▶ **Assignment**:
Read the data and repeat all of it exactly.

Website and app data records
----------

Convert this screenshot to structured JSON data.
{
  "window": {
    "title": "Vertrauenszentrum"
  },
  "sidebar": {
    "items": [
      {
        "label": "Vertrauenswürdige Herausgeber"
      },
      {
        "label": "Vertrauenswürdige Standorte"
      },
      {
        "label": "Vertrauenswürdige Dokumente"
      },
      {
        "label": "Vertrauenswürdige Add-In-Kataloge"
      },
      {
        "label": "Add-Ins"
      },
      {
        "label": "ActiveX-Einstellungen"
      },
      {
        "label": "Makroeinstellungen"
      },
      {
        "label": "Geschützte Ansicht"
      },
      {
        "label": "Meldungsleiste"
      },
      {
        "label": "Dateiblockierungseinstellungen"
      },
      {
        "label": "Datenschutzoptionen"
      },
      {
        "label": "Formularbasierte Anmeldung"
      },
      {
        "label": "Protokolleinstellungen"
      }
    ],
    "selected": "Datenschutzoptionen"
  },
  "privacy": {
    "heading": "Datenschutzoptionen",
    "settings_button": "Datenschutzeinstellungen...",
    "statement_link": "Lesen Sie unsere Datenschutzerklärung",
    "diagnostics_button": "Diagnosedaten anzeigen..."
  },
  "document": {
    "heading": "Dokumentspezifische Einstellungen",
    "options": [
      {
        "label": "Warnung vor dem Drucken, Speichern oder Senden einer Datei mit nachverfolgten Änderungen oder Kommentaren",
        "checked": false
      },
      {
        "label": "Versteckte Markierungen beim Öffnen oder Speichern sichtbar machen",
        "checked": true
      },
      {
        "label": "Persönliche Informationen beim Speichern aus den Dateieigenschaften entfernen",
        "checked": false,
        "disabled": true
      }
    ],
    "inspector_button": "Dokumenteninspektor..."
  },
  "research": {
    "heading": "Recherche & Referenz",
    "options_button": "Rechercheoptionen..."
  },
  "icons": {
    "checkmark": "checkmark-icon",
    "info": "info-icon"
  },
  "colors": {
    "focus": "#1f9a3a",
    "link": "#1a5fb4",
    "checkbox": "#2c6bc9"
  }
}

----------

▶ **Solution below**:
Convert this screenshot to structured JSON data.
{
  "window": {
    "title": "Vertrauenszentrum"
  },
  "sidebar": {
    "items": [
      {
        "label": "Vertrauenswürdige Herausgeber"
      },
      {
        "label": "Vertrauenswürdige Standorte"
      },
      {
        "label": "Vertrauenswürdige Dokumente"
      },
      {
        "label": "Vertrauenswürdige Add-In-Kataloge"
      },
      {
        "label": "Add-Ins"
      },
      {
        "label": "ActiveX-Einstellungen"
      },
      {
        "label": "Makroeinstellungen"
      },
      {
        "label": "Geschützte Ansicht"
      },
      {
        "label": "Meldungsleiste"
      },
      {
        "label": "Dateiblockierungseinstellungen"
      },
      {
        "label": "Datenschutzoptionen"
      },
      {
        "label": "Formularbasierte Anmeldung"
      },
      {
        "label": "Protokolleinstellungen"
      }
    ],
    "selected": "Datenschutzoptionen"
  },
  "privacy": {
    "heading": "Datenschutzoptionen",
    "settings_button": "Datenschutzeinstellungen...",
    "statement_link": "Lesen Sie unsere Datenschutzerklärung",
    "diagnostics_button": "Diagnosedaten anzeigen..."
  },
  "document": {
    "heading": "Dokumentspezifische Einstellungen",
    "options": [
      {
        "label": "Warnung vor dem Drucken, Speichern oder Senden einer Datei mit nachverfolgten Änderungen oder Kommentaren",
        "checked": false
      },
      {
        "label": "Versteckte Markierungen beim Öffnen oder Speichern sichtbar machen",
        "checked": true
      },
      {
        "label": "Persönliche Informationen beim Speichern aus den Dateieigenschaften entfernen",
        "checked": false,
        "disabled": true
      }
    ],
    "inspector_button": "Dokumenteninspektor..."
  },
  "research": {
    "heading": "Recherche & Referenz",
    "options_button": "Rechercheoptionen..."
  },
  "icons": {
    "checkmark": "checkmark-icon",
    "info": "info-icon"
  },
  "colors": {
    "focus": "#1f9a3a",
    "link": "#1a5fb4",
    "checkbox": "#2c6bc9"
  }
}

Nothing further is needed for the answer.